Given two meaningful semigroups (X, +) and (Y, ∗), their direct product is also meaningful. For any list of pairs c ∈ (X × Y)+, we can split c into two lists a ∈ X+ and b ∈ Y+ by putting the first element of each pair in a and the second element of each pair in b. Then the pair (μ(a), µ(b)) is a mean of c, because Λ(c)(μ(a), μ(b)) = (Λ(c)μ(a), Λ(c)μ(b)) = (Λ(a)μ(a), Λ(b)μ(b)) = (Σ(a), Σ(b)) = Σ(c). It is also clearly the only mean of c, because μ(a) and μ(b) are the only means of a and b respectively. This means that the direct product of any two meaningful semigroups is meaningful.

Many other constructions also preserve meaningfulness.

  • Given a meaningful semigroup (X, +), the opposite semigroup (X, (x, y) ↦ y + x) is also meaningful, with μ(a) in the latter being equivalent to μ(reverse(a)) in the former.

  • The semigroup formed by augmenting a meaningful semigroup (X, +) with an absorbing element ∞ (such that ∞ + x = x + ∞ = ∞) is meaningful. The mean of any list not containing ∞ is already defined, and the mean of a list containing ∞ is just ∞.

  • If a meaningful semigroup (X, +) can be divided into two disjoint subsets Y and Z such that both are closed under the + operation and Y ∪ Z = X, then both (Y, +) and (Z, +) are meaningful. The mean of a list in Y+ must be in Y because Z is closed, and vice versa. For example, the meaningful semigroup (ℝ>0, ·) can be divided into two subsemigroups (ℝ(0, 1], ·) and (ℝ>1, ·). Both are meaningful by the preceding theorem.

One construction that does not preserve meaningfulness is the addition of an identity element.

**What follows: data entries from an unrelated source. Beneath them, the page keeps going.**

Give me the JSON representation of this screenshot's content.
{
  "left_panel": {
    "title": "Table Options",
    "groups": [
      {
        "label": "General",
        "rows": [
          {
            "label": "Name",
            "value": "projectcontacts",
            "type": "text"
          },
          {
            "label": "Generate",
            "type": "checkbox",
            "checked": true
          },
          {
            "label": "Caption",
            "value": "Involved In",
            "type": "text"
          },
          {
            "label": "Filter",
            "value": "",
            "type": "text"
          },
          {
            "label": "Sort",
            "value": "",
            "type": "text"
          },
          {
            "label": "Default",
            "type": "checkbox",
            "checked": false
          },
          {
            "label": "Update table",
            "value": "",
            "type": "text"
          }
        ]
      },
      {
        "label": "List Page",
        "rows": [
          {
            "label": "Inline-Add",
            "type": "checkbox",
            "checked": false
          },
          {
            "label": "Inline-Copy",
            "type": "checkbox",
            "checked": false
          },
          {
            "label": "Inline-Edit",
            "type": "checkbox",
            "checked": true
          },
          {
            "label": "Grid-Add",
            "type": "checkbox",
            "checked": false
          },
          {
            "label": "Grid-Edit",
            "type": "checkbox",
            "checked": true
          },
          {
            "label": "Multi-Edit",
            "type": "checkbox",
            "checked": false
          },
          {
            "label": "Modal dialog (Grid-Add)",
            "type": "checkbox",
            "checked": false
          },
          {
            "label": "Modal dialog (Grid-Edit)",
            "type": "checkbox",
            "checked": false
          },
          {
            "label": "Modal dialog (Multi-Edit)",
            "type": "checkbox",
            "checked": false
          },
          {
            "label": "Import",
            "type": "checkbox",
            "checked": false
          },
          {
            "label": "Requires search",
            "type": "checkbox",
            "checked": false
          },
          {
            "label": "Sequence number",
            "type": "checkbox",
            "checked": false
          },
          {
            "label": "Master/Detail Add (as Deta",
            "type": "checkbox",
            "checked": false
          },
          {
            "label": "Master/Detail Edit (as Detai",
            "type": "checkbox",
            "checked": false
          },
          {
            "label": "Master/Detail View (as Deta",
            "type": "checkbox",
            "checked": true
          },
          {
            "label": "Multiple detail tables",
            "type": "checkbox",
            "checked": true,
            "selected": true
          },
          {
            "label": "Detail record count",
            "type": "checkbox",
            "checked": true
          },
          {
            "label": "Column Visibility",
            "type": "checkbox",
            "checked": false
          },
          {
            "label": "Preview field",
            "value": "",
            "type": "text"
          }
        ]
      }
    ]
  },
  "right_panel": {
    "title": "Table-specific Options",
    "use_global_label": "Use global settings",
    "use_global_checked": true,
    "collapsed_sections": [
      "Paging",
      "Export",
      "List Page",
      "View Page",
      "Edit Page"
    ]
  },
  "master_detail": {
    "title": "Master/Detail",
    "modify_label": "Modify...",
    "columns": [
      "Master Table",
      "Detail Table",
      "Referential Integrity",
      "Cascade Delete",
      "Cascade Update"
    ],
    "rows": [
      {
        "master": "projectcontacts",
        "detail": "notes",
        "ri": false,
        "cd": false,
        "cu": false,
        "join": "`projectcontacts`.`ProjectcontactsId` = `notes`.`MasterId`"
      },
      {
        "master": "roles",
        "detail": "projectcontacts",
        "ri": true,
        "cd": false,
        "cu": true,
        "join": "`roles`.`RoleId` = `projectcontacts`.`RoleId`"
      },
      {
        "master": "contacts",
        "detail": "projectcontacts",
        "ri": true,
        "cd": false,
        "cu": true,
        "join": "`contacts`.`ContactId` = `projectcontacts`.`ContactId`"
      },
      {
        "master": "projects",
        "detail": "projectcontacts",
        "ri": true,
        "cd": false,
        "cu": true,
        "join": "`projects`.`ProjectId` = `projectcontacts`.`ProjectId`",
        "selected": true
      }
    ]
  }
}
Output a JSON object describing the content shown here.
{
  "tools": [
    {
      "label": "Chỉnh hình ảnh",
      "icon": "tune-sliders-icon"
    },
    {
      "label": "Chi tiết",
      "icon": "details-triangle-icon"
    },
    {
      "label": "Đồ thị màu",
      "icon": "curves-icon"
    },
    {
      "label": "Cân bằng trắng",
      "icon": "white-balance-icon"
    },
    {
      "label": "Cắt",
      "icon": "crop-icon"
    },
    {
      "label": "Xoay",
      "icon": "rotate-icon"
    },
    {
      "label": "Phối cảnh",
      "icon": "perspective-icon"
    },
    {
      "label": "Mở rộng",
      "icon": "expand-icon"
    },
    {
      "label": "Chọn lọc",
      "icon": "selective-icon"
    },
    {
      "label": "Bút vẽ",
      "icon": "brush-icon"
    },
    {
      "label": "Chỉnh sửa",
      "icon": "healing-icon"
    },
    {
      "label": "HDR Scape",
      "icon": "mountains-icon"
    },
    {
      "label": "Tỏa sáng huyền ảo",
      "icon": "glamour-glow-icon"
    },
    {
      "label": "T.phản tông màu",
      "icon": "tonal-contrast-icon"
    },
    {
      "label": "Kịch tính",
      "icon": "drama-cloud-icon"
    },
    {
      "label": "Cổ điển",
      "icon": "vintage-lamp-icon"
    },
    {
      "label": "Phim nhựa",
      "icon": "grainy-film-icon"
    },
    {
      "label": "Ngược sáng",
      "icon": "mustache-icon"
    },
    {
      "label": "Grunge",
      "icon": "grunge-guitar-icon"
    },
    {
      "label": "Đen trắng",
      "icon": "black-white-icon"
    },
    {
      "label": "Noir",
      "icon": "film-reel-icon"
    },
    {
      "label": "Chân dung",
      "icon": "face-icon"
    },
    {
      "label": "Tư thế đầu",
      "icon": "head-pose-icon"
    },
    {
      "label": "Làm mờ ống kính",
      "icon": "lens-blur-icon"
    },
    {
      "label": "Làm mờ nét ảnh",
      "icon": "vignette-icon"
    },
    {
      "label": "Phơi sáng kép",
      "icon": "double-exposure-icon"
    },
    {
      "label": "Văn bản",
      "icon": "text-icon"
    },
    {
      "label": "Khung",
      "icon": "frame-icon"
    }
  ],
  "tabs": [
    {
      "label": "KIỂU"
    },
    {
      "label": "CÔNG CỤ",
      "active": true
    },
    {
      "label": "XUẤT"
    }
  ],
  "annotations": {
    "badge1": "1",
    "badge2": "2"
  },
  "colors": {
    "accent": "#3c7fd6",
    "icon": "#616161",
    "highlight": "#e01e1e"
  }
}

For example, (ℝ>1, +) is meaningful, but (ℝ>1 ∪ {0}, +) is not, even though it is a valid semigroup. The arithmetic mean of [0, 2] is not contained in ℝ>1 ∪ {0}.